Daimler Trucks to invest $570 million in automated trucks
Daimler also said it is reassessing its view on truck platooning
Daimler Trucks announced plans to invest EUR 500 million ($570 million) with the aim of bringing highly automated trucks (Society of Automotive Engineers level 4) to the road within a decade.
In commercial trucking, level 4 — in which the vehicle can handle all driving functions under certain conditions, but a driver can have the option to take control — is the “natural next step” after partial automation at level 2, the company said. The move to level 4 means increasing efficiency and productivity for customers and cuts costs per mile significantly, according to Daimler.
Daimler Trucks said it is skipping the intermediate step of conditionally automated driving (level 3). Level 3 automated driving does not offer truck customers a substantial advantage compared to the current situation, as there are no corresponding benefits to compensate for the technology costs, the firm added.
The new Freightliner Cascadia offers partially automated driving features (level 2), making it the first-ever partially automated series production truck on North American roads.
“As a leader of our industry, we’ve been pioneering automated trucking. In 2015, our Freightliner Inspiration Truck got the first road license ever for an automated commercial vehicle. Now we take automated trucking to the next level: we’re ready to launch the first partially automated new Freightliner Cascadia in 2019 – and next, we tackle highly automated trucks,” said Martin Daum, member of the board of management of Daimler AG with responsibility for Daimler trucks and buses.
“Highly automated trucks will improve safety, boost the performance of logistics and offer a great value proposition to our customers – and thus contribute considerably to a sustainable future of transportation,” said Daum.

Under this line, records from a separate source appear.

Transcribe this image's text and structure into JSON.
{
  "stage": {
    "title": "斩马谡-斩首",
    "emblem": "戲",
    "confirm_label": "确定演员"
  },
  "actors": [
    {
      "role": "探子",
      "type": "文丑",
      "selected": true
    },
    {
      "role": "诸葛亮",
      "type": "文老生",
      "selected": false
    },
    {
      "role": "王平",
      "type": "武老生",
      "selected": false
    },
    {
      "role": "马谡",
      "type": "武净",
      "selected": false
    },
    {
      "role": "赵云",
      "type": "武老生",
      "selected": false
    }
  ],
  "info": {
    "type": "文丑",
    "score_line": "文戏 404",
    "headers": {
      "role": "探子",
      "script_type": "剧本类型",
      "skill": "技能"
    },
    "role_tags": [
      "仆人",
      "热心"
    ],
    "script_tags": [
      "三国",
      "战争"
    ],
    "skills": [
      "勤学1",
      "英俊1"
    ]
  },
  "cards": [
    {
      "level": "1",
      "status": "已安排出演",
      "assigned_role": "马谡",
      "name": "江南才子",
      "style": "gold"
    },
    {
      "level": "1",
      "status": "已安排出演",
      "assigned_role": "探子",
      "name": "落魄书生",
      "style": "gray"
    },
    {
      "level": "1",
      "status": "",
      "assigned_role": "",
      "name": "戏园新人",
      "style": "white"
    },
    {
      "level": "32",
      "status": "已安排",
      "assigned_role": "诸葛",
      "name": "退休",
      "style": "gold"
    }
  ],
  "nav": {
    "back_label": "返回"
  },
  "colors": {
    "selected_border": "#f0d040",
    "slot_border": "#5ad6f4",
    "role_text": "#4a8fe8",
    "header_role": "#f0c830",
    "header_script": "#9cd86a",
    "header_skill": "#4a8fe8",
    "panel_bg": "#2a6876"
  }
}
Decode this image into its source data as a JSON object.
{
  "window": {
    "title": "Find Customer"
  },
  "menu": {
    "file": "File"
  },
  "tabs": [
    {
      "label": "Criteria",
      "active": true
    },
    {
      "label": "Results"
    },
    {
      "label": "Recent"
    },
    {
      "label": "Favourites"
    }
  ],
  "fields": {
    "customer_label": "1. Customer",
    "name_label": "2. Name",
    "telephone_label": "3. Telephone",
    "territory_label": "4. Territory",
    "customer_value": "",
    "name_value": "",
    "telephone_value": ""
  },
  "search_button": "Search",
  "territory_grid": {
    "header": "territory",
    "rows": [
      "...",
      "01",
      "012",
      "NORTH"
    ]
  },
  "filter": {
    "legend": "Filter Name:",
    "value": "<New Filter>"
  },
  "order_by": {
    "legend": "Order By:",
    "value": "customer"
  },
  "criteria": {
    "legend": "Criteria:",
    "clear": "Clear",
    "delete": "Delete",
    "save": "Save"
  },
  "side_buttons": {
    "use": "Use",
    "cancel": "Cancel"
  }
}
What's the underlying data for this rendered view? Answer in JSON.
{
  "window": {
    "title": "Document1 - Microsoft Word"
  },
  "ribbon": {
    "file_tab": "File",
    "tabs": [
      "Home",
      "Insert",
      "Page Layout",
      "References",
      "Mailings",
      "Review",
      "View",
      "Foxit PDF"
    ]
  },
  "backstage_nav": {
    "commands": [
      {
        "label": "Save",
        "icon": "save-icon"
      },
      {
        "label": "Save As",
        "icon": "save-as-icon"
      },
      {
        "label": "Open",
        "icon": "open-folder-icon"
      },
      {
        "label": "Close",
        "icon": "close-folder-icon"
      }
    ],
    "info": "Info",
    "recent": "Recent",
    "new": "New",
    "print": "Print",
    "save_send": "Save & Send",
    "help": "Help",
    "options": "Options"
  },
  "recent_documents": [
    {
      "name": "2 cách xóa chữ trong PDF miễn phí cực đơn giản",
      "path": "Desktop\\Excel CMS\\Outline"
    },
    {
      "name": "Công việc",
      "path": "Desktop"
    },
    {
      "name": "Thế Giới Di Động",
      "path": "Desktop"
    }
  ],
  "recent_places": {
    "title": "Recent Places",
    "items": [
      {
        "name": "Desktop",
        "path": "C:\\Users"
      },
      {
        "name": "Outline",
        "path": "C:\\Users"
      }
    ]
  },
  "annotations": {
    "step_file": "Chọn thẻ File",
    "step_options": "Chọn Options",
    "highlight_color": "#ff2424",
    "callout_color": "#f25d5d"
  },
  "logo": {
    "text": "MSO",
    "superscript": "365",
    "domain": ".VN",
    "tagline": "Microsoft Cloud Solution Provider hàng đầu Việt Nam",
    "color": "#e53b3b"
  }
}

Daimler Trucks said it is already bringing partially automated driving into series production with features like its Active Drive Assist and Detroit Assurance 5.0 with Active Lane Assist. The new system can independently brake, accelerate and steer. Unlike systems that only work above a certain speed, Active Drive Assist/Detroit Assurance 5.0 make partially automated driving possible in all speed ranges for the driver for the first time in a series production truck, Daimler said. Active lateral control and the connection of longitudinal or lateral control in all speed ranges are new, thanks to the fusion of radar and camera information, the company added.
Daimler Trucks also said it is currently reassessing its view on platooning. Daimler Trucks defines platooning as the electronic coupling of two or more trucks with significantly reduced distance between them to, in theory, improve aerodynamics and therefore save fuel. Daimler Trucks has tested platooning for several years, especially in the U.S., where benefits would be expected to be the most substantial. Results show that fuel savings, even in perfect platooning conditions, are less than expected and that those savings are further diminished when the platoon gets disconnected and the trucks must accelerate to reconnect.
Daimler Trucks also said it is creating 200 new jobs in the area of level 4, highly automated driving. The newly created positions and roles are to be filled primarily by mechatronics engineers or robotics specialists with IT and programming skills. The main location for these new positions is Daimler Trucks and Buses’ new Automated Truck Research & Development Center in Portland, Oregon. The center’s experts are dedicated to all aspects of developing, testing and validating automated vehicles.